From a policy perspective, it is vital that your security teams are involved in carrying out a due diligence process that covers — who is in charge of what areas, what the responsibilities of the cloud vendor are, and what security controls need to be put in place internally to meet security and compliance requirements. Core to this process is understanding the key areas of data integrity, infrastructure security, data encryption, where data is held, how backup data is restored, and guarantees included in case of an outage or lapse in service. A cloud architecture designed with a security-first mindset is critical for security of cloud services. Robust processes focused on data safety and recoverability (in the event of a disaster) are also vital. Additionally, routine monitoring and updating is also key. Best practices dictate consistent review of the cloud architecture and ensuring compliance with cybersecurity protocols, so that potential problems can be addressed before they occur and catastrophic business impact avoided.

#3: Overlooking hidden costs

If you do not have proper cost governance in place, hidden charges can make your cloud bill considerably more expensive than you budgeted for. With cloud computing, it is vital to continuously monitor what resources are being used, who is using it, and how much it is adding to your costs. With dynamic application development and system configurations being in a constant state of change, what often ends up happening is that server instances are spun up for a particular requirement, and then left idle for weeks and even months together. Such an oversight is inevitable when cloud administrators do not carry out regular system audits or do not communicate with each other. However, with usage-based metering on leased VM resources, the charges creep up stealthily with every moment the resource runs and you end up paying for an over-inflated bill.
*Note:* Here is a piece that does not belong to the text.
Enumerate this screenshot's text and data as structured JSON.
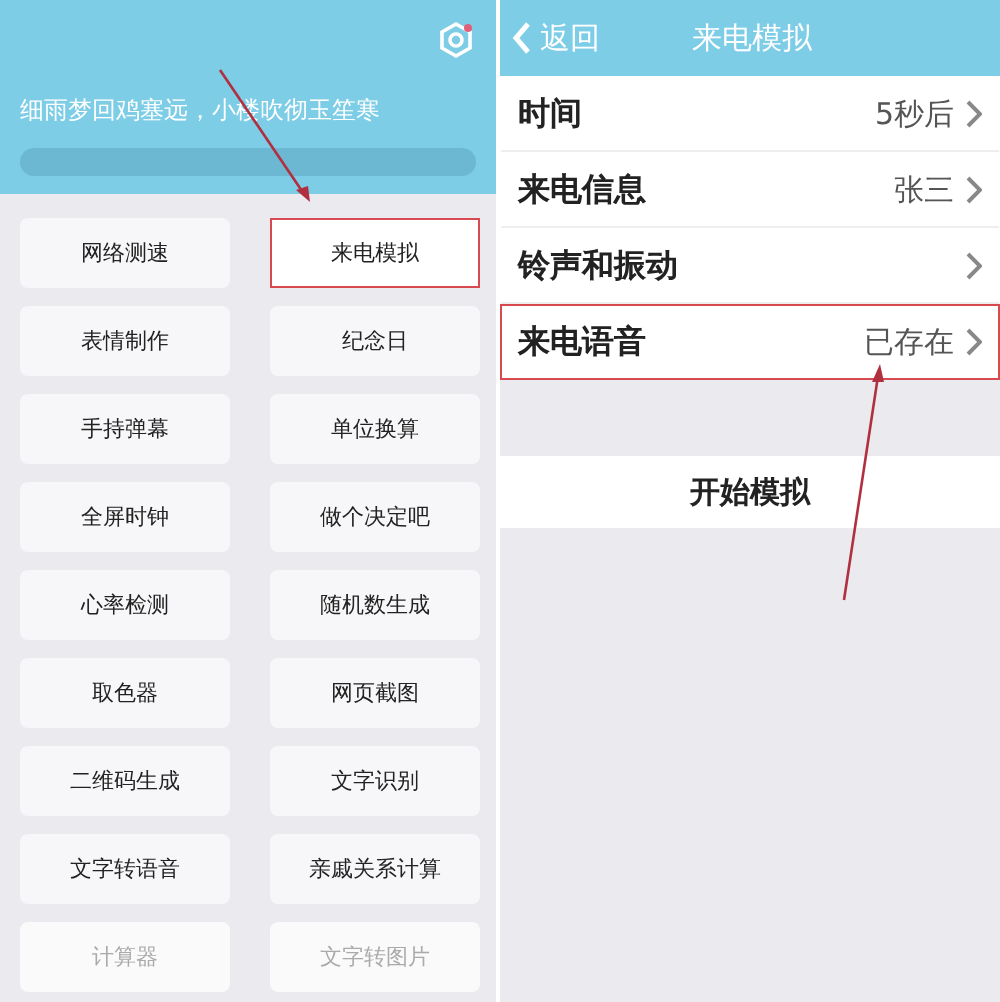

There are several other issues as well that can catch you by surprise if you are not careful. For instance, when organizations use higher-level features like serverless computing, which leverage resources in a variable way, users are often not clear about its cost implications. Another area of spending that is often undervalued is the cost of refactoring systems. Refactoring applications can be expensive, but is often necessary to make them cloud-native with APIs and ensure better fit for cloud environments.

#4: Not getting your people on board

Your organization might have embarked upon some ambitious cloud transformation program, but it might not yield results unless your people are on board. When cloud computing becomes an integral part of the development lifecycle, it requires transformation in day-to-day processes as well as activities. Most teams, from development to operations and security, will feel the ripple effects. With the abstraction of most of the underlying infrastructure layers, your DevOps teams would need to take complete ownership of the end-to-end process of building and running applications. This inevitably means an enormous change for organizations.

In such a scenario, it becomes important to come up with ways that can motivate and enable teams to be self-managing and self-organizing, and also promote greater ownership and accountability. Organizations need to invest in creating a training ecosystem to facilitate skill development and empower teams to maximize the value of cloud. Several leading cloud vendors, such as AWS offer training courses for their products. The AWS Certified Solutions Architect program, for instance, deep dives into AWS and its services, covers architectural best practices, and estimates AWS costs.

Whether you are just dipping your toes in the water or looking to get more out of the cloud, the above recommendations should help your organization plan for a safer and more persistent cloud strategy. We recommend partnering with the right experts, who can help you build a cloud migration plan that is based on a hype-free assessment of how it can and should address your unique business needs. Always be prepared to unlearn some traditionally held notions and learn new ones to make it work.

Contact us to learn how our experts can help you and your organization take the leap into the cloud.